● Try it
Exact repetition of the whole listing is what this exercise asks for.
- Opening Delimiter -
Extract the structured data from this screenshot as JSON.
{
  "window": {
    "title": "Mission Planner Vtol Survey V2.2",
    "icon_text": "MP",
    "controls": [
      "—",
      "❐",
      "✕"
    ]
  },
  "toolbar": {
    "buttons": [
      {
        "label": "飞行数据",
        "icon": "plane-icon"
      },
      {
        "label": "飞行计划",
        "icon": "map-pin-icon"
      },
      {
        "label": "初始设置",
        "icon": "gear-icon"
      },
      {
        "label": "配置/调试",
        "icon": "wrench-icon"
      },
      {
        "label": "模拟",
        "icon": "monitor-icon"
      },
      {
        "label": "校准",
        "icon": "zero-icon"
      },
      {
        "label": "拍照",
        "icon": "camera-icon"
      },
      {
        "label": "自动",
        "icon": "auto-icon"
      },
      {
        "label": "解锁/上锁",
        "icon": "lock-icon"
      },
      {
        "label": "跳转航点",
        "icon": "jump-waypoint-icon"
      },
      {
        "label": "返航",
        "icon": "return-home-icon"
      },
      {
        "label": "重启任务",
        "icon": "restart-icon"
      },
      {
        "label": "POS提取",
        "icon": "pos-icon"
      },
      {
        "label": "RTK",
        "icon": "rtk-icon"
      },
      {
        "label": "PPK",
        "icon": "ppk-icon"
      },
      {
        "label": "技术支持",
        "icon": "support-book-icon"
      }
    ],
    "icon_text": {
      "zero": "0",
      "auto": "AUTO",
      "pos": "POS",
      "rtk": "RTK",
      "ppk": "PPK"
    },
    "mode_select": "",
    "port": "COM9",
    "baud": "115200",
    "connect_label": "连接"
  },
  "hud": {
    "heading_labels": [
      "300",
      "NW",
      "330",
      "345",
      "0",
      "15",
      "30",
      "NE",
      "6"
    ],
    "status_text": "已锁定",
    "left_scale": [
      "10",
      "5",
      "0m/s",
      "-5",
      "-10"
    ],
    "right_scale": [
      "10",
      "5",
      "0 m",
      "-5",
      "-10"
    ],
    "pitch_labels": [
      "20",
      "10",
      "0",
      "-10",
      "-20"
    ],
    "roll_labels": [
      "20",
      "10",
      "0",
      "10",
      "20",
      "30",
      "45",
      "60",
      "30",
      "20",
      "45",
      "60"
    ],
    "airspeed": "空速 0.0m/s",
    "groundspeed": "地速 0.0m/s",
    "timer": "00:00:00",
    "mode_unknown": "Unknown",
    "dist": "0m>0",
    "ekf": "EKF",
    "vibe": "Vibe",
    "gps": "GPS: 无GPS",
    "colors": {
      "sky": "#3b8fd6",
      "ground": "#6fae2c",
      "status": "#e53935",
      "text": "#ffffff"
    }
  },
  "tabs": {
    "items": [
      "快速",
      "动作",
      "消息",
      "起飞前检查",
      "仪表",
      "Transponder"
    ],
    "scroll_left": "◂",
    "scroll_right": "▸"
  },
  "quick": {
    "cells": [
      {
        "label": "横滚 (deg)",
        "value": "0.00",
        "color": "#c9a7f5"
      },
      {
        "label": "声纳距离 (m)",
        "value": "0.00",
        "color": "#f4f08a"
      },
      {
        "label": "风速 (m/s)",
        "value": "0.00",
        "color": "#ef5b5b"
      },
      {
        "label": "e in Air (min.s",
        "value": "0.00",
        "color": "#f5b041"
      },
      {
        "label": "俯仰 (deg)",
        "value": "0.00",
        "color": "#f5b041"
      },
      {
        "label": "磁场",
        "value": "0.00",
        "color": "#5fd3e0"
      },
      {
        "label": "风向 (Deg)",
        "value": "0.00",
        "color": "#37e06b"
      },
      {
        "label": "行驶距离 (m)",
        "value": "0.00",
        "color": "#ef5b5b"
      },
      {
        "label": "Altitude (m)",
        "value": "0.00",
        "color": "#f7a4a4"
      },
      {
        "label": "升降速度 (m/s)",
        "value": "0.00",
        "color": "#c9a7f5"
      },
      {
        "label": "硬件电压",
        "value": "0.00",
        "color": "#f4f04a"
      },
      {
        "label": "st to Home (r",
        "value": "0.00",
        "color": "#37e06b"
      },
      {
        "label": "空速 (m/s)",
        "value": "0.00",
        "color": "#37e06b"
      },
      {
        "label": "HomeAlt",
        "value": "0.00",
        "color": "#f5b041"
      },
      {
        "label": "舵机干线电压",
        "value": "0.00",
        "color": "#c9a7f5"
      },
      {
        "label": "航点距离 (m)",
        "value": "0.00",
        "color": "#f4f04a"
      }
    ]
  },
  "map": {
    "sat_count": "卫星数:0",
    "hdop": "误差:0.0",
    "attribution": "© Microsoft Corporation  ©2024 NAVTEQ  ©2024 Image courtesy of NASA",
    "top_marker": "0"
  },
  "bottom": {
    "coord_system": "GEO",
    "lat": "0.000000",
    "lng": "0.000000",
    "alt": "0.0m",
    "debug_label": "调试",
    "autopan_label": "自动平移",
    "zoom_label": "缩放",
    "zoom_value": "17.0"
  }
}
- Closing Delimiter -
● Output
Extract the structured data from this screenshot as JSON.
{
  "window": {
    "title": "Mission Planner Vtol Survey V2.2",
    "icon_text": "MP",
    "controls": [
      "—",
      "❐",
      "✕"
    ]
  },
  "toolbar": {
    "buttons": [
      {
        "label": "飞行数据",
        "icon": "plane-icon"
      },
      {
        "label": "飞行计划",
        "icon": "map-pin-icon"
      },
      {
        "label": "初始设置",
        "icon": "gear-icon"
      },
      {
        "label": "配置/调试",
        "icon": "wrench-icon"
      },
      {
        "label": "模拟",
        "icon": "monitor-icon"
      },
      {
        "label": "校准",
        "icon": "zero-icon"
      },
      {
        "label": "拍照",
        "icon": "camera-icon"
      },
      {
        "label": "自动",
        "icon": "auto-icon"
      },
      {
        "label": "解锁/上锁",
        "icon": "lock-icon"
      },
      {
        "label": "跳转航点",
        "icon": "jump-waypoint-icon"
      },
      {
        "label": "返航",
        "icon": "return-home-icon"
      },
      {
        "label": "重启任务",
        "icon": "restart-icon"
      },
      {
        "label": "POS提取",
        "icon": "pos-icon"
      },
      {
        "label": "RTK",
        "icon": "rtk-icon"
      },
      {
        "label": "PPK",
        "icon": "ppk-icon"
      },
      {
        "label": "技术支持",
        "icon": "support-book-icon"
      }
    ],
    "icon_text": {
      "zero": "0",
      "auto": "AUTO",
      "pos": "POS",
      "rtk": "RTK",
      "ppk": "PPK"
    },
    "mode_select": "",
    "port": "COM9",
    "baud": "115200",
    "connect_label": "连接"
  },
  "hud": {
    "heading_labels": [
      "300",
      "NW",
      "330",
      "345",
      "0",
      "15",
      "30",
      "NE",
      "6"
    ],
    "status_text": "已锁定",
    "left_scale": [
      "10",
      "5",
      "0m/s",
      "-5",
      "-10"
    ],
    "right_scale": [
      "10",
      "5",
      "0 m",
      "-5",
      "-10"
    ],
    "pitch_labels": [
      "20",
      "10",
      "0",
      "-10",
      "-20"
    ],
    "roll_labels": [
      "20",
      "10",
      "0",
      "10",
      "20",
      "30",
      "45",
      "60",
      "30",
      "20",
      "45",
      "60"
    ],
    "airspeed": "空速 0.0m/s",
    "groundspeed": "地速 0.0m/s",
    "timer": "00:00:00",
    "mode_unknown": "Unknown",
    "dist": "0m>0",
    "ekf": "EKF",
    "vibe": "Vibe",
    "gps": "GPS: 无GPS",
    "colors": {
      "sky": "#3b8fd6",
      "ground": "#6fae2c",
      "status": "#e53935",
      "text": "#ffffff"
    }
  },
  "tabs": {
    "items": [
      "快速",
      "动作",
      "消息",
      "起飞前检查",
      "仪表",
      "Transponder"
    ],
    "scroll_left": "◂",
    "scroll_right": "▸"
  },
  "quick": {
    "cells": [
      {
        "label": "横滚 (deg)",
        "value": "0.00",
        "color": "#c9a7f5"
      },
      {
        "label": "声纳距离 (m)",
        "value": "0.00",
        "color": "#f4f08a"
      },
      {
        "label": "风速 (m/s)",
        "value": "0.00",
        "color": "#ef5b5b"
      },
      {
        "label": "e in Air (min.s",
        "value": "0.00",
        "color": "#f5b041"
      },
      {
        "label": "俯仰 (deg)",
        "value": "0.00",
        "color": "#f5b041"
      },
      {
        "label": "磁场",
        "value": "0.00",
        "color": "#5fd3e0"
      },
      {
        "label": "风向 (Deg)",
        "value": "0.00",
        "color": "#37e06b"
      },
      {
        "label": "行驶距离 (m)",
        "value": "0.00",
        "color": "#ef5b5b"
      },
      {
        "label": "Altitude (m)",
        "value": "0.00",
        "color": "#f7a4a4"
      },
      {
        "label": "升降速度 (m/s)",
        "value": "0.00",
        "color": "#c9a7f5"
      },
      {
        "label": "硬件电压",
        "value": "0.00",
        "color": "#f4f04a"
      },
      {
        "label": "st to Home (r",
        "value": "0.00",
        "color": "#37e06b"
      },
      {
        "label": "空速 (m/s)",
        "value": "0.00",
        "color": "#37e06b"
      },
      {
        "label": "HomeAlt",
        "value": "0.00",
        "color": "#f5b041"
      },
      {
        "label": "舵机干线电压",
        "value": "0.00",
        "color": "#c9a7f5"
      },
      {
        "label": "航点距离 (m)",
        "value": "0.00",
        "color": "#f4f04a"
      }
    ]
  },
  "map": {
    "sat_count": "卫星数:0",
    "hdop": "误差:0.0",
    "attribution": "© Microsoft Corporation  ©2024 NAVTEQ  ©2024 Image courtesy of NASA",
    "top_marker": "0"
  },
  "bottom": {
    "coord_system": "GEO",
    "lat": "0.000000",
    "lng": "0.000000",
    "alt": "0.0m",
    "debug_label": "调试",
    "autopan_label": "自动平移",
    "zoom_label": "缩放",
    "zoom_value": "17.0"
  }
}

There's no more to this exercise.